Presumptive President Ferdinand R. Marcos Jr. will inherit a narrower economic growth target following a downgrading of growth forecast this year to 7.0 percent and 8.0 percent from the original assumption of 7.0 percent to 9.0 percent by the outgoing Duterte administration.
The inter-agency Development Budget Coordination Committee (DBCC) on Tuesday, May 24, announced a slight revision of its gross domestic product (GDP) target range for the year due to unfavorable external environment.
Socioeconomic Planning Secretary Karl Kendrick T. Chua said the revision was primary driven by external risks, such as the Russian-Ukraine war, China’s slowdown, and monetary normalization in the United States.
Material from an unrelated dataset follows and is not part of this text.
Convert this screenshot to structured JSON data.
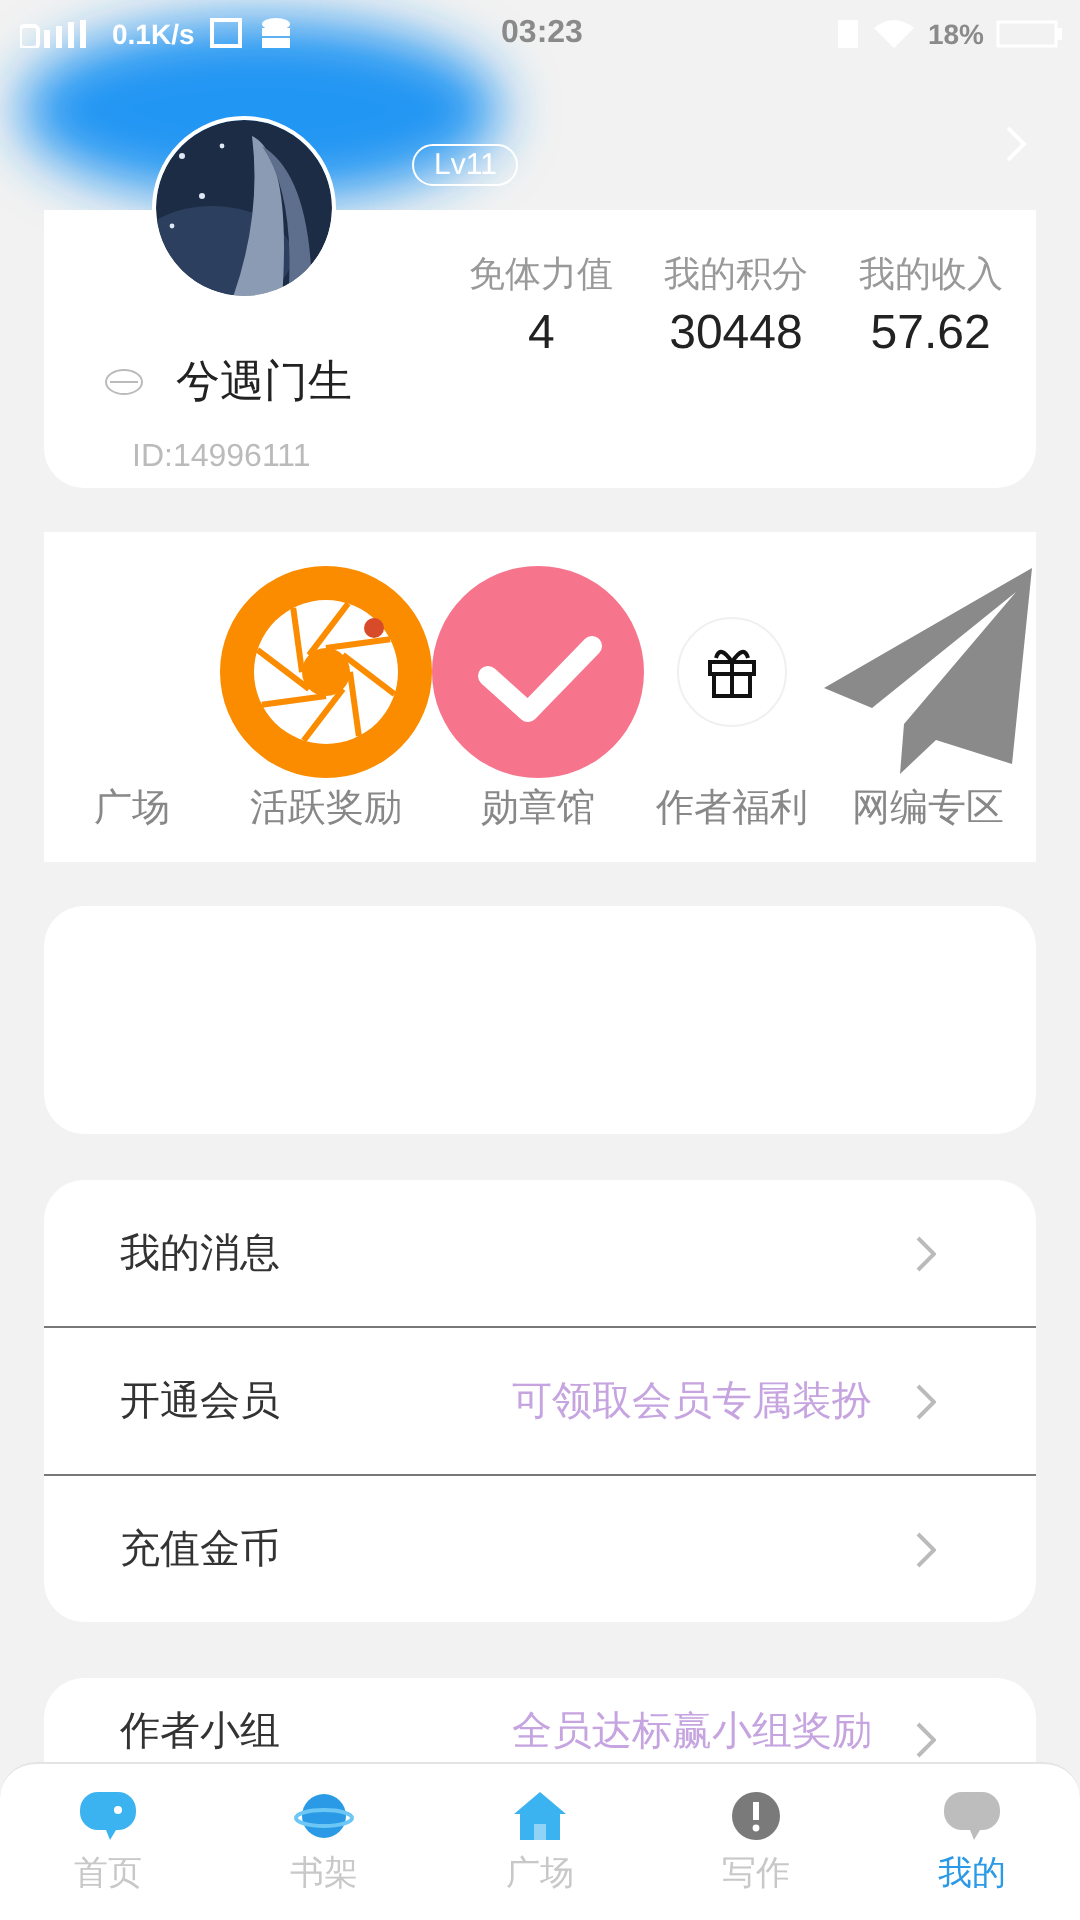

“The Philippine economy’s strong recovery in the first quarter of 2022 has moved us closer to our goal of achieving at least 7.0 percent growth this year. However, in light of heightened external risks… the full-year growth target was slightly revised,” the DBCC said.
Meanwhile, real GDP growth forecast was retained at 6.0 percent to 7.0 percent for 2023 to 2025 as the economy is expected to sustain its strong recovery in the medium term, the economic team said.
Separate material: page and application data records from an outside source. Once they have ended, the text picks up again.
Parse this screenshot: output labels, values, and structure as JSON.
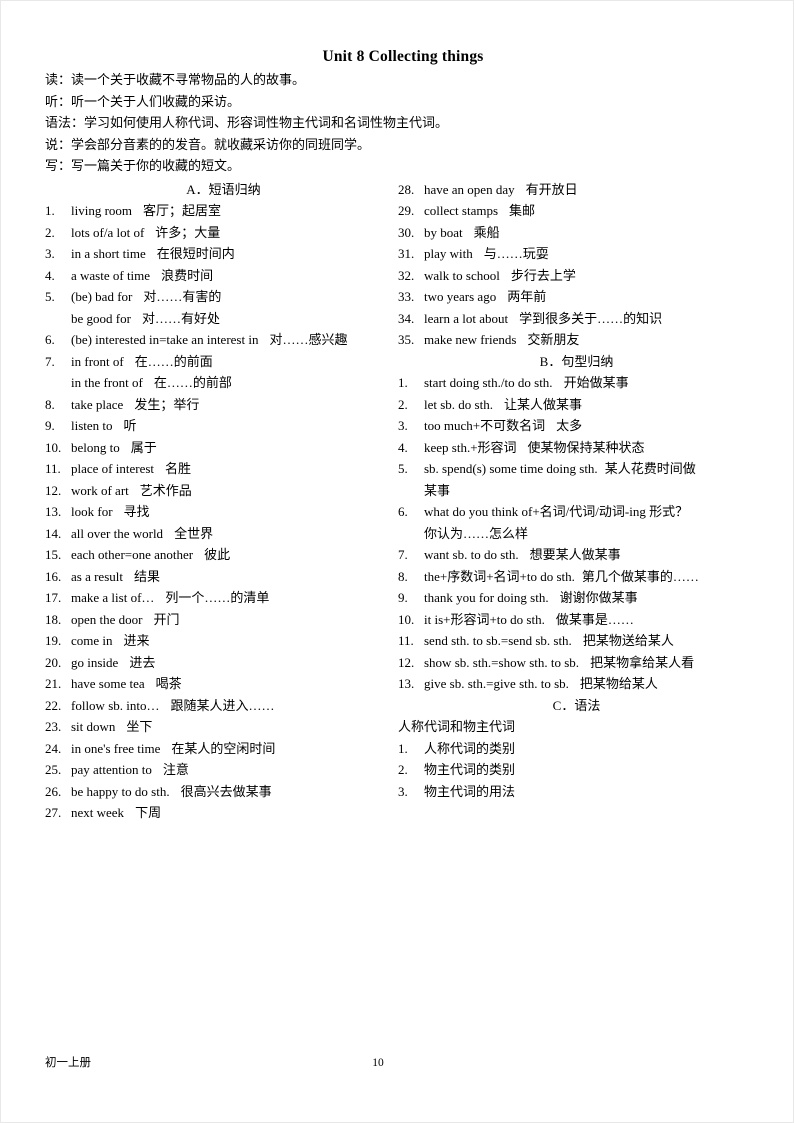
{
  "document": {
    "title": "Unit 8 Collecting things",
    "intro_lines": [
      "读：读一个关于收藏不寻常物品的人的故事。",
      "听：听一个关于人们收藏的采访。",
      "语法：学习如何使用人称代词、形容词性物主代词和名词性物主代词。",
      "说：学会部分音素的的发音。就收藏采访你的同班同学。",
      "写：写一篇关于你的收藏的短文。"
    ]
  },
  "sections": {
    "a": {
      "heading": "A．短语归纳",
      "items": [
        {
          "num": "1.",
          "en": "living room",
          "cn": "客厅；起居室"
        },
        {
          "num": "2.",
          "en": "lots of/a lot of",
          "cn": "许多；大量"
        },
        {
          "num": "3.",
          "en": "in a short time",
          "cn": "在很短时间内"
        },
        {
          "num": "4.",
          "en": "a waste of time",
          "cn": "浪费时间"
        },
        {
          "num": "5.",
          "en": "(be) bad for",
          "cn": "对……有害的"
        },
        {
          "num": "",
          "en": "be good for",
          "cn": "对……有好处",
          "sub": true
        },
        {
          "num": "6.",
          "en": "(be) interested in=take an interest in",
          "cn": "对……感兴趣"
        },
        {
          "num": "7.",
          "en": "in front of",
          "cn": "在……的前面"
        },
        {
          "num": "",
          "en": "in the front of",
          "cn": "在……的前部",
          "sub": true
        },
        {
          "num": "8.",
          "en": "take place",
          "cn": "发生；举行"
        },
        {
          "num": "9.",
          "en": "listen to",
          "cn": "听"
        },
        {
          "num": "10.",
          "en": "belong to",
          "cn": "属于"
        },
        {
          "num": "11.",
          "en": "place of interest",
          "cn": "名胜"
        },
        {
          "num": "12.",
          "en": "work of art",
          "cn": "艺术作品"
        },
        {
          "num": "13.",
          "en": "look for",
          "cn": "寻找"
        },
        {
          "num": "14.",
          "en": "all over the world",
          "cn": "全世界"
        },
        {
          "num": "15.",
          "en": "each other=one another",
          "cn": "彼此"
        },
        {
          "num": "16.",
          "en": "as a result",
          "cn": "结果"
        },
        {
          "num": "17.",
          "en": "make a list of…",
          "cn": "列一个……的清单"
        },
        {
          "num": "18.",
          "en": "open the door",
          "cn": "开门"
        },
        {
          "num": "19.",
          "en": "come in",
          "cn": "进来"
        },
        {
          "num": "20.",
          "en": "go inside",
          "cn": "进去"
        },
        {
          "num": "21.",
          "en": "have some tea",
          "cn": "喝茶"
        },
        {
          "num": "22.",
          "en": "follow sb. into…",
          "cn": "跟随某人进入……"
        },
        {
          "num": "23.",
          "en": "sit down",
          "cn": "坐下"
        },
        {
          "num": "24.",
          "en": "in one's free time",
          "cn": "在某人的空闲时间"
        },
        {
          "num": "25.",
          "en": "pay attention to",
          "cn": "注意"
        },
        {
          "num": "26.",
          "en": "be happy to do sth.",
          "cn": "很高兴去做某事"
        },
        {
          "num": "27.",
          "en": "next week",
          "cn": "下周"
        }
      ],
      "items_cont": [
        {
          "num": "28.",
          "en": "have an open day",
          "cn": "有开放日"
        },
        {
          "num": "29.",
          "en": "collect stamps",
          "cn": "集邮"
        },
        {
          "num": "30.",
          "en": "by boat",
          "cn": "乘船"
        },
        {
          "num": "31.",
          "en": "play with",
          "cn": "与……玩耍"
        },
        {
          "num": "32.",
          "en": "walk to school",
          "cn": "步行去上学"
        },
        {
          "num": "33.",
          "en": "two years ago",
          "cn": "两年前"
        },
        {
          "num": "34.",
          "en": "learn a lot about",
          "cn": "学到很多关于……的知识"
        },
        {
          "num": "35.",
          "en": "make new friends",
          "cn": "交新朋友"
        }
      ]
    },
    "b": {
      "heading": "B．句型归纳",
      "items": [
        {
          "num": "1.",
          "en": "start doing sth./to do sth.",
          "cn": "开始做某事"
        },
        {
          "num": "2.",
          "en": "let sb. do sth.",
          "cn": "让某人做某事"
        },
        {
          "num": "3.",
          "en": "too much+不可数名词",
          "cn": "太多"
        },
        {
          "num": "4.",
          "en": "keep sth.+形容词",
          "cn": "使某物保持某种状态"
        },
        {
          "num": "5.",
          "en": "sb. spend(s) some time doing sth.",
          "cn": "某人花费时间做",
          "cont": "某事"
        },
        {
          "num": "6.",
          "en": "what do you think of+名词/代词/动词-ing 形式？",
          "cn": "",
          "cont": "你认为……怎么样"
        },
        {
          "num": "7.",
          "en": "want sb. to do sth.",
          "cn": "想要某人做某事"
        },
        {
          "num": "8.",
          "en": "the+序数词+名词+to do sth.",
          "cn": "第几个做某事的……"
        },
        {
          "num": "9.",
          "en": "thank you for doing sth.",
          "cn": "谢谢你做某事"
        },
        {
          "num": "10.",
          "en": "it is+形容词+to do sth.",
          "cn": "做某事是……"
        },
        {
          "num": "11.",
          "en": "send sth. to sb.=send sb. sth.",
          "cn": "把某物送给某人"
        },
        {
          "num": "12.",
          "en": "show sb. sth.=show sth. to sb.",
          "cn": "把某物拿给某人看"
        },
        {
          "num": "13.",
          "en": "give sb. sth.=give sth. to sb.",
          "cn": "把某物给某人"
        }
      ]
    },
    "c": {
      "heading": "C．语法",
      "subtitle": "人称代词和物主代词",
      "items": [
        {
          "num": "1.",
          "cn": "人称代词的类别"
        },
        {
          "num": "2.",
          "cn": "物主代词的类别"
        },
        {
          "num": "3.",
          "cn": "物主代词的用法"
        }
      ]
    }
  },
  "footer": {
    "left": "初一上册",
    "page": "10"
  }
}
“Shifting the entire country to alert level 1, increasing the vaccination rate, especially for seniors and children, and reopening all face-to-face classes are crucial to further strengthen domestic demand, cushion the impact of external events, and achieve our growth targets,” it said.
Moreover, the average inflation rate assumption for this year was also adjusted upwards and is projected to range from 3.7 percent to 4.7 percent. This is higher than the government’s target of 2.0 percent to 4.0 percent.
The adjustment was due to following the uptick in the price of food and energy as a result of ongoing geopolitical tensions from the Russia-Ukraine conflict and disrupted supply chains.
Nevertheless, the DBCC maintained the inflation rate assumption at 2.0 percent to 4.0 percent for 2023 to 2025, consistent with the latest forecasts of other agencies and its deceleration over the medium-term.
Likewise, the assumption for the price of Dubai crude oil per barrel for this year was increased to $90 to $110 per barrel considering potential supply disruptions caused by the Russia-Ukraine conflict.
“Nonetheless, this is expected to decrease to $80 to $100 per barrel in 2023 and $70 to $90 per barrel in 2024 to 2025 as oil supply is expected to catch up over the medium-term,” the DBCC said.
“As we transition to a new administration, we are confident that the country will not see an end to the enactment of more game-changing reforms,” the DBCC said.
“The DBCC stands ready to work closely with the economic managers of the incoming administration to achieve more sustainable and inclusive growth for the Filipino people,” the inter-agency concluded.